At R/A, our unique selling point is our aspiration to deliver uncompromised teaching, ensuring that students receive inspiring and engaging experiences, with professionals who have been and are still working at the levels many aspire to. It’s a unique selling point.
But are we fighting against a culture of academic routes and funded study?
The government no longer offering professional career development loans, to support those seeking an alternative route. How will our students afford their training fees and does heading to University to study for a Degree offer a more certain career path?
As an Independent vocational training conservatoire, Renaissance Arts offers almost exclusively practical tuition, across 4 days a week, 38 weeks a year. Our unique, industry lead courses are aimed at those wanting a professional career in the performance industry.
Full Fees to study a three year Dance or Musical Theatre course at R/A are currently £7450.00 per year. Study with some of our main competitors, and you can expect to be paying nearer to £14,000 per year. We take students from 16 years old, expecting them to graduate at 18/19 years old and go straight into work, cutting out a further 2 years of study if choosing to take the more traditional route of University, following A Levels or a Diploma.
So, why choose study elsewhere?
One of the key reasons is the ability to receive a government funded loan for degree courses, but how much you receive is very much dependent on your household income, and then there’s the interest that gets added on later down the line.
Why don’t R/A change courses to a degree level?

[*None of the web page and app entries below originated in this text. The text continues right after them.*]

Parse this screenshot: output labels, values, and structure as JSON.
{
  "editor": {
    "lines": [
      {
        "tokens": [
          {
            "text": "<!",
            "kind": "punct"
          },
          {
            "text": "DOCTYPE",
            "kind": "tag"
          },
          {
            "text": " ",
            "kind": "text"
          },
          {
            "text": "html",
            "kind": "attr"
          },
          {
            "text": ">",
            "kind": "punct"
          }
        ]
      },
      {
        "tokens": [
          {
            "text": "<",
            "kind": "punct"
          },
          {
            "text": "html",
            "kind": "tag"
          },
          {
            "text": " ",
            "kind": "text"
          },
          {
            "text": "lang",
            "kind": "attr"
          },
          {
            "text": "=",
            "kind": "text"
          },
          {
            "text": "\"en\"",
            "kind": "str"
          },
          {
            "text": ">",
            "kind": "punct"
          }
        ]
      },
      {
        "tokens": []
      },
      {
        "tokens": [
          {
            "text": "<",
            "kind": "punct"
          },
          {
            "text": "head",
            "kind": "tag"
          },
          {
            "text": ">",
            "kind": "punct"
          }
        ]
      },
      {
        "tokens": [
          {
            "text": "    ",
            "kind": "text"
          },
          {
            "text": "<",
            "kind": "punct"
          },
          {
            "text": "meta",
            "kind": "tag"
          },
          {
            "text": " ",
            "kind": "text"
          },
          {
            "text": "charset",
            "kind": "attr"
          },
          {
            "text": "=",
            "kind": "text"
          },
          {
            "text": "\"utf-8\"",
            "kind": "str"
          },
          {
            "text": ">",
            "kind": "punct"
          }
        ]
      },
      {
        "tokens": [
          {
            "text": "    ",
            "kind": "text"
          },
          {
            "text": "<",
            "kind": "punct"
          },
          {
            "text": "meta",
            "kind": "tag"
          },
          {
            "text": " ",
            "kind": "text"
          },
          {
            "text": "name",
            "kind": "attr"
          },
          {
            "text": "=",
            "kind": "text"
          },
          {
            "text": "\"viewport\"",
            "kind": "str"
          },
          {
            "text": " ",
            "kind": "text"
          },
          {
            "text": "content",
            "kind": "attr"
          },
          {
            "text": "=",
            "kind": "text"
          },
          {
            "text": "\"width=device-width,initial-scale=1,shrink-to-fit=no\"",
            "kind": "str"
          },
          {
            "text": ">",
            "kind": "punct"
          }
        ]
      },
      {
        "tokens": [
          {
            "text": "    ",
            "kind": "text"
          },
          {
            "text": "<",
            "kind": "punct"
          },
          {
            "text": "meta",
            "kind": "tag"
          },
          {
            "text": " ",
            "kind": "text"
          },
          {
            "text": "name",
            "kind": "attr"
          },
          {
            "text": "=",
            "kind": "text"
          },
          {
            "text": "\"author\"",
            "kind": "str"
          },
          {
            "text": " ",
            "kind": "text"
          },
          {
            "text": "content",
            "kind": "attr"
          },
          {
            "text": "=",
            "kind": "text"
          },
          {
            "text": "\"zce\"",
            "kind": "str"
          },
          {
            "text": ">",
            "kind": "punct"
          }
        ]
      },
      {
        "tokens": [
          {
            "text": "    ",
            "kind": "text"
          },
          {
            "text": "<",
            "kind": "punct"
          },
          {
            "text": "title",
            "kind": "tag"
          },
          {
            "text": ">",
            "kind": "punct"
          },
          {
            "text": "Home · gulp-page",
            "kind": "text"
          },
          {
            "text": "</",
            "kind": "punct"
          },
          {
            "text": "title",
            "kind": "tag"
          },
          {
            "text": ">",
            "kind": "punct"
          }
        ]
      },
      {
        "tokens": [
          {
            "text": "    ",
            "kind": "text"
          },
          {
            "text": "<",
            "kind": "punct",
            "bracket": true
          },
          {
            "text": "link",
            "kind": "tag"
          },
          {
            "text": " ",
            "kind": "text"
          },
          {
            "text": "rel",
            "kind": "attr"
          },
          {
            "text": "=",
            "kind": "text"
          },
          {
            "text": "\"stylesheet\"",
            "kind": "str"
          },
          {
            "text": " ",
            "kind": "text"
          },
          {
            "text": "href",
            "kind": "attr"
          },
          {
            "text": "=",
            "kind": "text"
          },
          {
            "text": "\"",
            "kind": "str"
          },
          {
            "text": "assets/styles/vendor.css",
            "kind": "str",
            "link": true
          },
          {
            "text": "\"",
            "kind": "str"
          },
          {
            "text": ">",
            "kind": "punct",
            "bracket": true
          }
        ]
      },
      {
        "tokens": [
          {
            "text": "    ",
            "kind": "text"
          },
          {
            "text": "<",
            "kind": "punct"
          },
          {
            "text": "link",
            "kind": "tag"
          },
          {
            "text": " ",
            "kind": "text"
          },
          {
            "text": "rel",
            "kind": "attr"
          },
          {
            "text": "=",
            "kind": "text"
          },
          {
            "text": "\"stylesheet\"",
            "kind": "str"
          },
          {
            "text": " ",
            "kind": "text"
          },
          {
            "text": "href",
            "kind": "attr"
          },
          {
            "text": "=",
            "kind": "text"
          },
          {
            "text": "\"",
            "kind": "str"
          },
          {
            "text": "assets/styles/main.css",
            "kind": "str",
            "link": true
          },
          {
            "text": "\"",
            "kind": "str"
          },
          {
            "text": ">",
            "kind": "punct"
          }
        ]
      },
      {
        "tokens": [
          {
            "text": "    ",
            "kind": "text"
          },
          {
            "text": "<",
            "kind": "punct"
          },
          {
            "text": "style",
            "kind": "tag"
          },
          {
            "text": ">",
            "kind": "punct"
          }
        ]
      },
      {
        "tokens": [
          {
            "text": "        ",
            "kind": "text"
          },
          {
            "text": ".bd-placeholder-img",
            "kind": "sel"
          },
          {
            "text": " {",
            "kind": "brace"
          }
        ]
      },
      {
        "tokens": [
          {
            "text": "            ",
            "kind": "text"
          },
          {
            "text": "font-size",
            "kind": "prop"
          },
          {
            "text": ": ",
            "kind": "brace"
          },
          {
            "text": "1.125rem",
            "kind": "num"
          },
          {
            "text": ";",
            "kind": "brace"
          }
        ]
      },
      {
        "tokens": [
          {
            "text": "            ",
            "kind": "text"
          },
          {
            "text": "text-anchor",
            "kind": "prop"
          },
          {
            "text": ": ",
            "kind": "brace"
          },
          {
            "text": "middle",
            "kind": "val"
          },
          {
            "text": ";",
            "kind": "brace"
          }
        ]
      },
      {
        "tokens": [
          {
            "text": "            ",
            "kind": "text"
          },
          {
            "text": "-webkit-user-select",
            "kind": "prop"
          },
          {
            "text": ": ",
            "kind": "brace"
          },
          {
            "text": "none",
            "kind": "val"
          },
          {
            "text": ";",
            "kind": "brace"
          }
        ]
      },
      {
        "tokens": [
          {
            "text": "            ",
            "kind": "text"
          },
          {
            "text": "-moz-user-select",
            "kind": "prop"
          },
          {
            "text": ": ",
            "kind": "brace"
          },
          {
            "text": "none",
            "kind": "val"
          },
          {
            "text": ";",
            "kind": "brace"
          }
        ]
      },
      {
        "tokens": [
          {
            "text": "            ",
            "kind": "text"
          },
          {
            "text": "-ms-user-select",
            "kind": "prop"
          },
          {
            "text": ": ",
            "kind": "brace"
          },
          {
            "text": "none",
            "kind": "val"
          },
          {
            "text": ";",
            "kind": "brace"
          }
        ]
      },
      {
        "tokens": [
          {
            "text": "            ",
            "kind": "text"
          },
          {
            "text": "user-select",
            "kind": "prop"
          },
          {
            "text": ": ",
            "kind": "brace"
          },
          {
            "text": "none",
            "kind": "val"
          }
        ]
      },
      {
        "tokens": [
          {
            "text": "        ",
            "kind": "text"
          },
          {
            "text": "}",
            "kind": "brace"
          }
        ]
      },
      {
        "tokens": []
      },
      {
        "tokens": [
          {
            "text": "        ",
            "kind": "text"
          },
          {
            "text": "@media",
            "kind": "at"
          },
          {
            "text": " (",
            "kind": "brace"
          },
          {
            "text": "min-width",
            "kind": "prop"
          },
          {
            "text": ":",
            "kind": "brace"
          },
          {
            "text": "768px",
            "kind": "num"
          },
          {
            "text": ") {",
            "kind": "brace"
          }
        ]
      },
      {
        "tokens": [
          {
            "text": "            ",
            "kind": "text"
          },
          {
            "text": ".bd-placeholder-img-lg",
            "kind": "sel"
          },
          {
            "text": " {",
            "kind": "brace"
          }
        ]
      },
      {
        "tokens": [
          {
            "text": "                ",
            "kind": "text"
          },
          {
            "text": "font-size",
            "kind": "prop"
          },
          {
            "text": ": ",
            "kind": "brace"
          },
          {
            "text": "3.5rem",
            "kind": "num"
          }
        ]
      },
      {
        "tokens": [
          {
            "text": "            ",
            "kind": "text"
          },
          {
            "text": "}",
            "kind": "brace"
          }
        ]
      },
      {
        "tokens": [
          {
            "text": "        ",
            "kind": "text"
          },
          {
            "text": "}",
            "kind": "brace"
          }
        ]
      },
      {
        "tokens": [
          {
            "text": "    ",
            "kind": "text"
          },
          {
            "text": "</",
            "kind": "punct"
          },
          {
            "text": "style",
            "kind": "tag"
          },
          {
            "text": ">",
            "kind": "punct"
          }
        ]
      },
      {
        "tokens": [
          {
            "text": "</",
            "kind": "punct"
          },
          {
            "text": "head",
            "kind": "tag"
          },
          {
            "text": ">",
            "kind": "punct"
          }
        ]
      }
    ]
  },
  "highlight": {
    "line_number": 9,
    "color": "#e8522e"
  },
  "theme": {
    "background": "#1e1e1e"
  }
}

In short, we’d have to double course fees and reduce practical training by around 35%. This would undoubtedly diminish the standard of the courses and hugely compromise the employment success of our graduates. What we did do this year however, is took the unusual decision to become financially regulated, so that we could responsibly offer flexible payment options for fees.
It’s also worth considering that performance jobs in the entertainment industry are awarded based on practical talent and not where you’ve studied or what grade you received. For students applying to study towards a higher education qualification, in some establishments this could end up costing an additional amount on top of your fees. R/A students leave with a level 4 Teaching Qualification with the ISTD, meaning that between jobs or following professional work later down the line, they are already qualified to formally teach classical dance. They are also able to apply for funding bursaries towards their ISTD qualification.
Does studying outside London really offer value for money and a competitive route into the industry?
Finalist on the BBC’s ‘All Together Now’ and currently playing the role of Dustin in ‘Starlight Express’, 2016 Musical Theatre graduate, Ben Lancaster put it well, saying “The common myth and stigma around the necessity of training in London is incorrect and outdated. The training I received was impeccable and tailored so I could be the best I could possibly be, gaining experience in different styles and genres from a faculty who are at the top of their game in the industry.”
Last year’s data from the Institute of Fiscal studies found that Creative Arts Graduates had the lowest employment figures. 93% of 2019 R/A graduates have worked professionally since leaving their studies with this figure set to rise come the end of this academic year. The conversion speaks for itself.